[Start of section]

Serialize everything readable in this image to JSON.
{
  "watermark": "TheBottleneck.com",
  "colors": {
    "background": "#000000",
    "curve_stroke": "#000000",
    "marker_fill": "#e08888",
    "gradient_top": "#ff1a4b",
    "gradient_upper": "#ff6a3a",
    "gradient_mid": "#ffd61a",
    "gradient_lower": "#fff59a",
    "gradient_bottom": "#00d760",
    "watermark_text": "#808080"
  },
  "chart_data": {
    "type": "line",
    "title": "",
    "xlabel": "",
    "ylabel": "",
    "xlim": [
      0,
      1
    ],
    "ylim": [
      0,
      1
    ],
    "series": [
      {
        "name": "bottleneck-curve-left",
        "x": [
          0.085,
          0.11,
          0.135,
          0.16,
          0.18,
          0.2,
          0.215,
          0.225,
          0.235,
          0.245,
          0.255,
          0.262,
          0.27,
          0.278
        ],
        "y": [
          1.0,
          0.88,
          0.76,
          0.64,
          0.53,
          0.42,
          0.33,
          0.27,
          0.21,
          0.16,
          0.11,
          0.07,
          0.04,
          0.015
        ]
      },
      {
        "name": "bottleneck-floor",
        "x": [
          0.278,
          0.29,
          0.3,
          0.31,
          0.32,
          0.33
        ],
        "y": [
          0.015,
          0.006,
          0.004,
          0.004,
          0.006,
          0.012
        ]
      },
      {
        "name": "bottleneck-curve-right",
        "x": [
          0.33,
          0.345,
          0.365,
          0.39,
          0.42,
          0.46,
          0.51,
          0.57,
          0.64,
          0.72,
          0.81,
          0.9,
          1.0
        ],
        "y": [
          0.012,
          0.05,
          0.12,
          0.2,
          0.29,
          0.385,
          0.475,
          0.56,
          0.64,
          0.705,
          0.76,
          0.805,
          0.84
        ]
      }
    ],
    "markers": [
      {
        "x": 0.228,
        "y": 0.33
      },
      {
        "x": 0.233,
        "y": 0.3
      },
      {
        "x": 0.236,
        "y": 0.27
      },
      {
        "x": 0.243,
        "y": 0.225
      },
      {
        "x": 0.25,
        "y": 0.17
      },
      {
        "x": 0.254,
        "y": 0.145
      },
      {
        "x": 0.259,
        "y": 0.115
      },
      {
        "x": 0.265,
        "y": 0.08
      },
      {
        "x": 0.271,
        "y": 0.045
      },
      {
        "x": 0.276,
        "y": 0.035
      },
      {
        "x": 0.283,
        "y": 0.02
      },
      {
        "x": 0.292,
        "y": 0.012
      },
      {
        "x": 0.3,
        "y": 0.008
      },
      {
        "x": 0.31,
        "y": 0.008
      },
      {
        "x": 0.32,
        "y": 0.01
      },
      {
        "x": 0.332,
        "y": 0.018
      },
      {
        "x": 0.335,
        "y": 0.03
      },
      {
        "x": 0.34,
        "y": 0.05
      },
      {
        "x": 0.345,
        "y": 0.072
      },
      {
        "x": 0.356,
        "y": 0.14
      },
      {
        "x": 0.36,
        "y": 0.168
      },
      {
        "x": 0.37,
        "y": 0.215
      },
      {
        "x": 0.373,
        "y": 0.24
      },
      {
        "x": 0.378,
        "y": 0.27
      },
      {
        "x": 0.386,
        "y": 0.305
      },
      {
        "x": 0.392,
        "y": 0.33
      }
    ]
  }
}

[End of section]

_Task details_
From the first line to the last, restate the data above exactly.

_Reply_
Serialize everything readable in this image to JSON.
{
  "watermark": "TheBottleneck.com",
  "colors": {
    "background": "#000000",
    "curve_stroke": "#000000",
    "marker_fill": "#e08888",
    "gradient_top": "#ff1a4b",
    "gradient_upper": "#ff6a3a",
    "gradient_mid": "#ffd61a",
    "gradient_lower": "#fff59a",
    "gradient_bottom": "#00d760",
    "watermark_text": "#808080"
  },
  "chart_data": {
    "type": "line",
    "title": "",
    "xlabel": "",
    "ylabel": "",
    "xlim": [
      0,
      1
    ],
    "ylim": [
      0,
      1
    ],
    "series": [
      {
        "name": "bottleneck-curve-left",
        "x": [
          0.085,
          0.11,
          0.135,
          0.16,
          0.18,
          0.2,
          0.215,
          0.225,
          0.235,
          0.245,
          0.255,
          0.262,
          0.27,
          0.278
        ],
        "y": [
          1.0,
          0.88,
          0.76,
          0.64,
          0.53,
          0.42,
          0.33,
          0.27,
          0.21,
          0.16,
          0.11,
          0.07,
          0.04,
          0.015
        ]
      },
      {
        "name": "bottleneck-floor",
        "x": [
          0.278,
          0.29,
          0.3,
          0.31,
          0.32,
          0.33
        ],
        "y": [
          0.015,
          0.006,
          0.004,
          0.004,
          0.006,
          0.012
        ]
      },
      {
        "name": "bottleneck-curve-right",
        "x": [
          0.33,
          0.345,
          0.365,
          0.39,
          0.42,
          0.46,
          0.51,
          0.57,
          0.64,
          0.72,
          0.81,
          0.9,
          1.0
        ],
        "y": [
          0.012,
          0.05,
          0.12,
          0.2,
          0.29,
          0.385,
          0.475,
          0.56,
          0.64,
          0.705,
          0.76,
          0.805,
          0.84
        ]
      }
    ],
    "markers": [
      {
        "x": 0.228,
        "y": 0.33
      },
      {
        "x": 0.233,
        "y": 0.3
      },
      {
        "x": 0.236,
        "y": 0.27
      },
      {
        "x": 0.243,
        "y": 0.225
      },
      {
        "x": 0.25,
        "y": 0.17
      },
      {
        "x": 0.254,
        "y": 0.145
      },
      {
        "x": 0.259,
        "y": 0.115
      },
      {
        "x": 0.265,
        "y": 0.08
      },
      {
        "x": 0.271,
        "y": 0.045
      },
      {
        "x": 0.276,
        "y": 0.035
      },
      {
        "x": 0.283,
        "y": 0.02
      },
      {
        "x": 0.292,
        "y": 0.012
      },
      {
        "x": 0.3,
        "y": 0.008
      },
      {
        "x": 0.31,
        "y": 0.008
      },
      {
        "x": 0.32,
        "y": 0.01
      },
      {
        "x": 0.332,
        "y": 0.018
      },
      {
        "x": 0.335,
        "y": 0.03
      },
      {
        "x": 0.34,
        "y": 0.05
      },
      {
        "x": 0.345,
        "y": 0.072
      },
      {
        "x": 0.356,
        "y": 0.14
      },
      {
        "x": 0.36,
        "y": 0.168
      },
      {
        "x": 0.37,
        "y": 0.215
      },
      {
        "x": 0.373,
        "y": 0.24
      },
      {
        "x": 0.378,
        "y": 0.27
      },
      {
        "x": 0.386,
        "y": 0.305
      },
      {
        "x": 0.392,
        "y": 0.33
      }
    ]
  }
}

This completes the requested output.